**WORK INSTRUCTIONS**
Count up the lines below where the word "circle" shows up, and respond with the number alone.

Web page and app entries:
§

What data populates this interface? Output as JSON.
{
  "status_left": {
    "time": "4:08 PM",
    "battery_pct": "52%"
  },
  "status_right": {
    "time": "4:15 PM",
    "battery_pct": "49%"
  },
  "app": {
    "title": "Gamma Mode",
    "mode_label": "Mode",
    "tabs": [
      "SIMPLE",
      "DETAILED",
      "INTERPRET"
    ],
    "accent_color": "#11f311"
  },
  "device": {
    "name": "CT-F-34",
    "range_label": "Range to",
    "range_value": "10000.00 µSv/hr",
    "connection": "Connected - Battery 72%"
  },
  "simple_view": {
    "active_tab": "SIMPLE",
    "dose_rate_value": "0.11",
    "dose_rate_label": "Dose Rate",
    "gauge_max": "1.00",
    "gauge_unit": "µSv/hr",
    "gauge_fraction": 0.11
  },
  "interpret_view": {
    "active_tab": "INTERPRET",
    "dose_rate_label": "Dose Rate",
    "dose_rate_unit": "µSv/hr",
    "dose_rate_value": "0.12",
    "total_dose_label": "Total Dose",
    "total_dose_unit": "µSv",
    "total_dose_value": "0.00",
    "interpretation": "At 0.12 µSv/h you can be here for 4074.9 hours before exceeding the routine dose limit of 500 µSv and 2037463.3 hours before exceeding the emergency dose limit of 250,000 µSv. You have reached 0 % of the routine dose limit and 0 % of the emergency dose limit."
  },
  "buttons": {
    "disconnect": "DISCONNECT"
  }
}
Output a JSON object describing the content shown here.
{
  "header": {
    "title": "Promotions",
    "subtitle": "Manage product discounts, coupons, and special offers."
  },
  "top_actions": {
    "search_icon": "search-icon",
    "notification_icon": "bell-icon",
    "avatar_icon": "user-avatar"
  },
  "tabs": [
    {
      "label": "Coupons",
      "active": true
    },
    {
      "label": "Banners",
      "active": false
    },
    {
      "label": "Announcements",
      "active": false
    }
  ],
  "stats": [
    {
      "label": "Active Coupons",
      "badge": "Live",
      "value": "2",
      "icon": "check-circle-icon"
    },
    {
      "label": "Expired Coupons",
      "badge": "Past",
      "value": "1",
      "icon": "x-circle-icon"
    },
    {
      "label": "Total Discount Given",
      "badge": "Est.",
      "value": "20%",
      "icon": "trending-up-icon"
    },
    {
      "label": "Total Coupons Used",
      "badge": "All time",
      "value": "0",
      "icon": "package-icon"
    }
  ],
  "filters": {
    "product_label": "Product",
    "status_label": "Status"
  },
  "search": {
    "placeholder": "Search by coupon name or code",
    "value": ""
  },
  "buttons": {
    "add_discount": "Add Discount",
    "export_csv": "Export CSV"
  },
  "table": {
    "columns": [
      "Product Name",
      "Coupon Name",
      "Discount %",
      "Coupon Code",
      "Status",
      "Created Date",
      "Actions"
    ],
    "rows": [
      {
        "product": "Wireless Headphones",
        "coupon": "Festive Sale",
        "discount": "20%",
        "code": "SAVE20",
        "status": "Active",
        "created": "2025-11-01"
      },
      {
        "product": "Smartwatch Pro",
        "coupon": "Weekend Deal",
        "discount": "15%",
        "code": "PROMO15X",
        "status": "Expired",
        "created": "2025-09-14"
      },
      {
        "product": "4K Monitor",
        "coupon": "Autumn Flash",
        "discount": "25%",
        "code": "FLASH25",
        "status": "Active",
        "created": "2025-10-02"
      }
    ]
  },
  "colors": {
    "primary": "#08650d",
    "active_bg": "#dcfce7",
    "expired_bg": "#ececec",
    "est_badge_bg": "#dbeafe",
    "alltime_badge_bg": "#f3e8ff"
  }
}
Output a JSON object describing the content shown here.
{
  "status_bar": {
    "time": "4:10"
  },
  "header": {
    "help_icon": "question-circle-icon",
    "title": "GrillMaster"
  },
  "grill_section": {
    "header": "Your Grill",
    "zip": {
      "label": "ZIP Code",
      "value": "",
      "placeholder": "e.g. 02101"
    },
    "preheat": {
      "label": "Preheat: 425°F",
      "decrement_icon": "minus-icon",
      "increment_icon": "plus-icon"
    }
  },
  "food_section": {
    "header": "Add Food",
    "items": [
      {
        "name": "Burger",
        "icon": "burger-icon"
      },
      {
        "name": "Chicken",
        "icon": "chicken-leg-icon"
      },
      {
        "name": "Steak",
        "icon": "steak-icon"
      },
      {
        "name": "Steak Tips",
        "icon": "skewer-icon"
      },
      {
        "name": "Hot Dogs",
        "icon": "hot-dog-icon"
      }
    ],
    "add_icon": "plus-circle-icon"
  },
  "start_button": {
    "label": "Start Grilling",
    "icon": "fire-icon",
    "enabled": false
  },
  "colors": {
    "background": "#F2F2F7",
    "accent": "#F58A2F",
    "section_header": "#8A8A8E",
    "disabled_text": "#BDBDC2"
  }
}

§

**RESULT OF THIS TASK**
4